It won’t make the front page of the newspapers, but a conference of scientists is currently being held in Brussels. Although this year’s theme – string theory – is rather abstract for us, it has attracted prestigious names such as David Gross, winner of the 2004 Nobel Prize in Physics, Kurt Wüthrich, winner of the 2002 Nobel Prize in Chemistry, Lars Brink, former Chairman of the Nobel Committee for Physics, and François Englert, Belgian winner of the 2013 Nobel Prize in Physics.
The first Conference was held in 1911 at the Hôtel Métropole on the initiative of chemist, industrialist and patron Ernest Solvay. It brought together the greatest researchers of the time – Marie Curie, Henri Poincaré, Ernest Rutherford and Albert Einstein – to discuss the subject of “The Theory of Radiation and the Quanta”.

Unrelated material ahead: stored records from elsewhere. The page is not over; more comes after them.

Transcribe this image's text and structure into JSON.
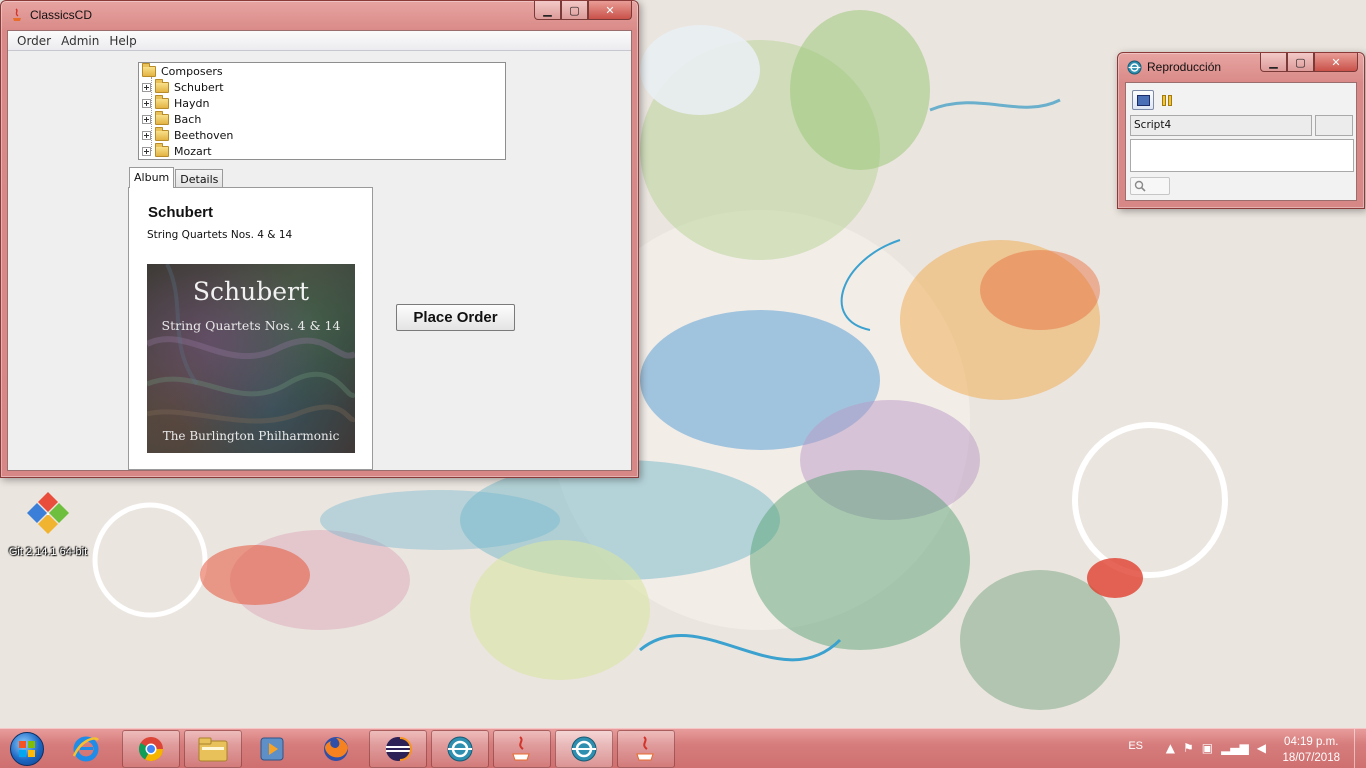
{
  "classics_window": {
    "title": "ClassicsCD",
    "menu": [
      "Order",
      "Admin",
      "Help"
    ],
    "tree": {
      "root": "Composers",
      "children": [
        "Schubert",
        "Haydn",
        "Bach",
        "Beethoven",
        "Mozart"
      ]
    },
    "tabs": [
      "Album",
      "Details"
    ],
    "active_tab": "Album",
    "album": {
      "composer": "Schubert",
      "title": "String Quartets Nos. 4 & 14",
      "cover": {
        "composer": "Schubert",
        "title": "String Quartets Nos. 4 & 14",
        "artist": "The Burlington Philharmonic"
      }
    },
    "place_order_label": "Place Order"
  },
  "repro_window": {
    "title": "Reproducción",
    "script_value": "Script4"
  },
  "desktop": {
    "icons": [
      {
        "label": "Git 2.14.1 64-bit",
        "icon": "git-icon"
      }
    ]
  },
  "taskbar": {
    "apps": [
      "internet-explorer-icon",
      "chrome-icon",
      "file-explorer-icon",
      "media-player-icon",
      "firefox-icon",
      "eclipse-icon",
      "steering-wheel-app-icon",
      "java-icon",
      "steering-wheel-app-icon",
      "java-icon"
    ],
    "language": "ES",
    "time": "04:19 p.m.",
    "date": "18/07/2018"
  },
  "colors": {
    "window_frame": "#d98a88",
    "taskbar": "#d67c7c"
  }
}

It was an opportunity for in-depth discussions about atoms, rays, black bodies and more. In 1913, they met at the Physics Institute founded by Solvay in 1912, but the war put a stop to the meetings; the Germans were excluded in 1921 and 1924, and even Einstein, who was known for his pacifism, was not invited. Science continued to progress and when Einstein returned in 1927 and 1930, he shook his peers by being unable to admit that “God plays dice” and forced them to take their deliberations further, further strengthening quantum theory.
These conferences have taken place in a three-year cycle since the Second World War: the Physics Conference, a year without a Conference and then a Chemistry Conference. And for 65 years, they have been possible thanks to the moral and financial support of Mrs Mimi Solvay.
This is another relatively unknown fact about the great names that make our country famous.